▸ **Task**: Select every line below containing the word "equals".

▸ **Records excerpted from a collection**:
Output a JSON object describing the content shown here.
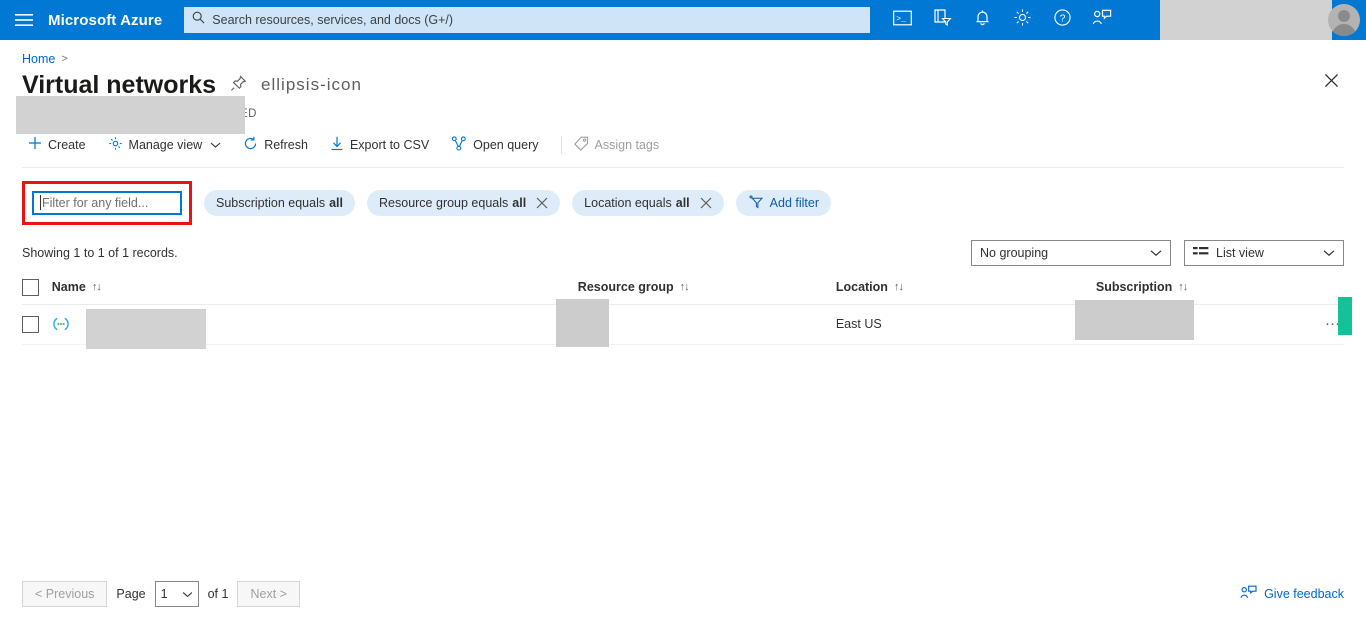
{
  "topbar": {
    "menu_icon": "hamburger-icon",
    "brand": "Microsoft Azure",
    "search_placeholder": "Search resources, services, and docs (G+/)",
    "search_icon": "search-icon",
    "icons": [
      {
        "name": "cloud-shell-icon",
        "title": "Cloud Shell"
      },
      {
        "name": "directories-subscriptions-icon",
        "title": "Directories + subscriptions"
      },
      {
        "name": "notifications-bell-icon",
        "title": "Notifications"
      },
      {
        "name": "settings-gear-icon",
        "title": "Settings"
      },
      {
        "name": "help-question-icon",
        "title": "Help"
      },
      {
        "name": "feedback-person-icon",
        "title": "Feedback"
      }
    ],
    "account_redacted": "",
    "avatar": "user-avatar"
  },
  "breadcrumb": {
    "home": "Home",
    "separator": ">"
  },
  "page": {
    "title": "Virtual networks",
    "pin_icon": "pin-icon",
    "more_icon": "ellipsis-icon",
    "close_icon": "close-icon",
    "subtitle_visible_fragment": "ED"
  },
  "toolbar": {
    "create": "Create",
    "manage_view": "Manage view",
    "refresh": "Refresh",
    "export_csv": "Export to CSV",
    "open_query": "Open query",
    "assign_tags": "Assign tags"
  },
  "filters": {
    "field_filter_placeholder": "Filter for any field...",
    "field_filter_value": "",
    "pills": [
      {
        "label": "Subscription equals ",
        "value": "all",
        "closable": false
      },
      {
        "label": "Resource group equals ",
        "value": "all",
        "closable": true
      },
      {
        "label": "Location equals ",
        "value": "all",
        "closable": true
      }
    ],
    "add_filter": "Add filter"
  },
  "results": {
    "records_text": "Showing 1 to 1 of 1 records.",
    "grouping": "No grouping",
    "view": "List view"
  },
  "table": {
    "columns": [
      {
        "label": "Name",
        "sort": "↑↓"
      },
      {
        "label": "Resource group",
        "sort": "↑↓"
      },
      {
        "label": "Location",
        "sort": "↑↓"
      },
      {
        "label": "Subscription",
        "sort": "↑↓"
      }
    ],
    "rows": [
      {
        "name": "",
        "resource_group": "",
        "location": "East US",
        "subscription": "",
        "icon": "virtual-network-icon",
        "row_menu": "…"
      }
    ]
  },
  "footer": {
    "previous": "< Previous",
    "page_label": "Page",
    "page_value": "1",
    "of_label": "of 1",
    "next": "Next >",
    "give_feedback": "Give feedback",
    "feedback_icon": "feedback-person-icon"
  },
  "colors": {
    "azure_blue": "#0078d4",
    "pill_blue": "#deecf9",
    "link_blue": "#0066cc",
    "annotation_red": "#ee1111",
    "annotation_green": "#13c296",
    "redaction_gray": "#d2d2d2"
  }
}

▸ **Output for this task**:
        "label": "Subscription equals ",
        "label": "Resource group equals ",
        "label": "Location equals ",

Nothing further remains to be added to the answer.